The National Suicide Prevention Week kicks off September 8th and runs through the 14th. The week is dedicated to promoting suicide awareness and helping loved ones know what warning signs to look for. This is an increasingly important isue, as suicide is the 10th leading cause of death in the United States. With suicide rates consistently on the rise, we must take a closer look at mental health.
Mental health encompasses our physical, mental and social well-being. Related disorders can be short and long-term problems. Mental struggles can affect the decisions we make, how we view things, and how we interact with other people. Not only can mental health issues lead to suicide, but they can cause cardiovascular disease, diabetes and chronic pain. Even if our loved ones aren’t speaking about suicide, if their mental health is fading we have an obligation to encourage them to seek help.

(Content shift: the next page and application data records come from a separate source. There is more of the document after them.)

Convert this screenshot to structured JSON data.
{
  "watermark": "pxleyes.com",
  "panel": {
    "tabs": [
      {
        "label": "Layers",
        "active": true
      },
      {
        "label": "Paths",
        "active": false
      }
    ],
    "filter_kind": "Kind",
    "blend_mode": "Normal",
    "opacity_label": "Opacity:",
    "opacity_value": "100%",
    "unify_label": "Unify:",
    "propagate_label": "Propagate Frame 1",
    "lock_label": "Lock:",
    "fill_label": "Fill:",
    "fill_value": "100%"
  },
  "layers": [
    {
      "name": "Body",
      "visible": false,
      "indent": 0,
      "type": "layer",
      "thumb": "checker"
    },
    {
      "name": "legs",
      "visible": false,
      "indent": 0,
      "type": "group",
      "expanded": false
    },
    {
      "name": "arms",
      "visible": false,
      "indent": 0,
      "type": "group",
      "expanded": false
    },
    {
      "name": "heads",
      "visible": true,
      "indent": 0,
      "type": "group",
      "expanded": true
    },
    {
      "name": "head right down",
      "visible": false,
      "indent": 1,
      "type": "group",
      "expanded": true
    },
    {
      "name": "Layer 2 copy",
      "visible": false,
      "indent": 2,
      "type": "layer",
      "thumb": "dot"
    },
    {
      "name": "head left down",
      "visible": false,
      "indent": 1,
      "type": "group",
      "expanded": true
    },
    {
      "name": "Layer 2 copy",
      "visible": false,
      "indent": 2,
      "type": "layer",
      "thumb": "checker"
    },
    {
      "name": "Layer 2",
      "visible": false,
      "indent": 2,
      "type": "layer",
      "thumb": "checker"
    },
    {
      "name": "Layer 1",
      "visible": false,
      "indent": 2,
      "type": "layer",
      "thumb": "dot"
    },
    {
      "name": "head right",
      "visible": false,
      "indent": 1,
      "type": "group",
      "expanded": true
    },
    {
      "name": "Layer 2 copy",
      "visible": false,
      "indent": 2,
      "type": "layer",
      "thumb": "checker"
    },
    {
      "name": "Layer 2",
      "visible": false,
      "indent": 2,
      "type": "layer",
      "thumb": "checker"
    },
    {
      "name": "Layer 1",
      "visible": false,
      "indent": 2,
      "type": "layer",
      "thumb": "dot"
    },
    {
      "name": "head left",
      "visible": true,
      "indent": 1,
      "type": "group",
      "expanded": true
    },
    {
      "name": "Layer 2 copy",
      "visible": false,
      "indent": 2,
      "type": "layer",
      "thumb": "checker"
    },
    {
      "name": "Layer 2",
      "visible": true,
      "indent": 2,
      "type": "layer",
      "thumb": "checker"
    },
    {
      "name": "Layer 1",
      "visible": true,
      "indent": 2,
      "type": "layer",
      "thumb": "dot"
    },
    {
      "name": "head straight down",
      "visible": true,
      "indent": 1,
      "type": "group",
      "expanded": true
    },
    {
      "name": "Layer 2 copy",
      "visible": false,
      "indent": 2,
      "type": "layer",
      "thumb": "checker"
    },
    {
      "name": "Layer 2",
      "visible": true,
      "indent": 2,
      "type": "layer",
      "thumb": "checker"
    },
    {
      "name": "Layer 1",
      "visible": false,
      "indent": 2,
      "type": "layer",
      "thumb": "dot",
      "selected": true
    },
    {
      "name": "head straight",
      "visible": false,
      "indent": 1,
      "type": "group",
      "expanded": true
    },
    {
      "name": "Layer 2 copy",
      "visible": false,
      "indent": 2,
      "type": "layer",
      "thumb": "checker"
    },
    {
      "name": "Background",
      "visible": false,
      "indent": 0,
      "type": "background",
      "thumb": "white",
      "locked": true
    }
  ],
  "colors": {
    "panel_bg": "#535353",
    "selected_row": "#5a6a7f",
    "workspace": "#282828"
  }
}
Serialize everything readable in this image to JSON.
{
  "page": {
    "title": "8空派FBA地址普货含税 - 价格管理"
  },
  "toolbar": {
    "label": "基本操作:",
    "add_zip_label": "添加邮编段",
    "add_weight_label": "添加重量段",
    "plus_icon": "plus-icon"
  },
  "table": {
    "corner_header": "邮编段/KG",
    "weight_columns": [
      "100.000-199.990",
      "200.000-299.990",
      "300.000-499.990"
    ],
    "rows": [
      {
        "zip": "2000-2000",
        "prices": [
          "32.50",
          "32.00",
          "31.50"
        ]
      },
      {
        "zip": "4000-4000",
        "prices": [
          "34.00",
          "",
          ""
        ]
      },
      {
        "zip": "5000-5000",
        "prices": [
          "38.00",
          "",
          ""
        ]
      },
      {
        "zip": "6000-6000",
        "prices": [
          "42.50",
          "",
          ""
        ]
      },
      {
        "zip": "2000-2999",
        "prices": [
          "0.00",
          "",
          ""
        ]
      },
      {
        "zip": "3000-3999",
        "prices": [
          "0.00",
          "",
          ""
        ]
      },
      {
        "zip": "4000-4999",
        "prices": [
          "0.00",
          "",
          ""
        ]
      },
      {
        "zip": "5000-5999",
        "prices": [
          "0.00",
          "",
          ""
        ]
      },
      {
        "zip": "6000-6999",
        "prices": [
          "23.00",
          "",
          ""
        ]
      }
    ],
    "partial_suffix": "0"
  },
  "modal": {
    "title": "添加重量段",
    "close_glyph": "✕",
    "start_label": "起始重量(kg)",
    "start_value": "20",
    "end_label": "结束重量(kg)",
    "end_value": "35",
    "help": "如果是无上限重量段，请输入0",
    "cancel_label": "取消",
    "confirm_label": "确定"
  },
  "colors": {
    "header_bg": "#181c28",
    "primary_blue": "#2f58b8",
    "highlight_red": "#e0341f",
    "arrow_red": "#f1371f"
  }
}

Suicide knows no age. While it might be more prevalent in certain demographics such as middle-aged white males, it is something that affects us all. Those at the highest risk include adults between the ages of 55 to 84 as well as 25 to 34. It is important to note that there has been a surge in suicides for those aged 15 to 24. We can look at statistics all day long, but the simple fact is that suicide knows no age, gender, race, or social status. It does not discriminate.
It is vital that we pay attention to our loved ones and their behaviors. Withdrawing from family and friends, making comments about suicide and giving away important possessions are all actions to take note of. But not all of those contemplating suicide show signs. In fact, only about 75 percent do. So what can we do for those loved ones who are struggling? Communicate and be present; a continuous line of interaction is crucial for those with mental health battles.
There are many ways to get your loved one help. Suicide hotline phone numbers are 1-800-SUICIDE and 1-800-273-TALK. Sometimes they need someone that isn’t partial to talk to. Encourage them to seek medical attention. If you feel that someone is an imminent threat to themselves, don’t be afraid to call local authorities for help.
Attend one of Hudson Physicians childhood mental health series of events, on the following topics.
- Understanding the addictive nature of technology on children under 8th grade
- How technology affects mood, sleep, and overall child development
Event details, dates, and RSVP here.
There are several treatment options available to those battling suicidal thoughts and attempts. The key here is to seek medical help to determine the root cause of the problem. From therapy (private, one-on-one sessions or family sessions) to medication, there are well studied courses of action that can be taken. There are also cognitive behavior therapies (CBT) and dialectical behavior therapies (DBT) for those who have attempted suicide and still have recurring suicidal thoughts.
Our help shouldn’t be limited to just those that we care about. If you have a story to tell, reach out to those in your community. Volunteer, speak at school and church groups, or even join an awareness walk. There are countless ways to help each other. Don’t be afraid to be a voice.
Hudson Physicians has a team of experts ready to help. We focus on building relationships for lasting healthy success.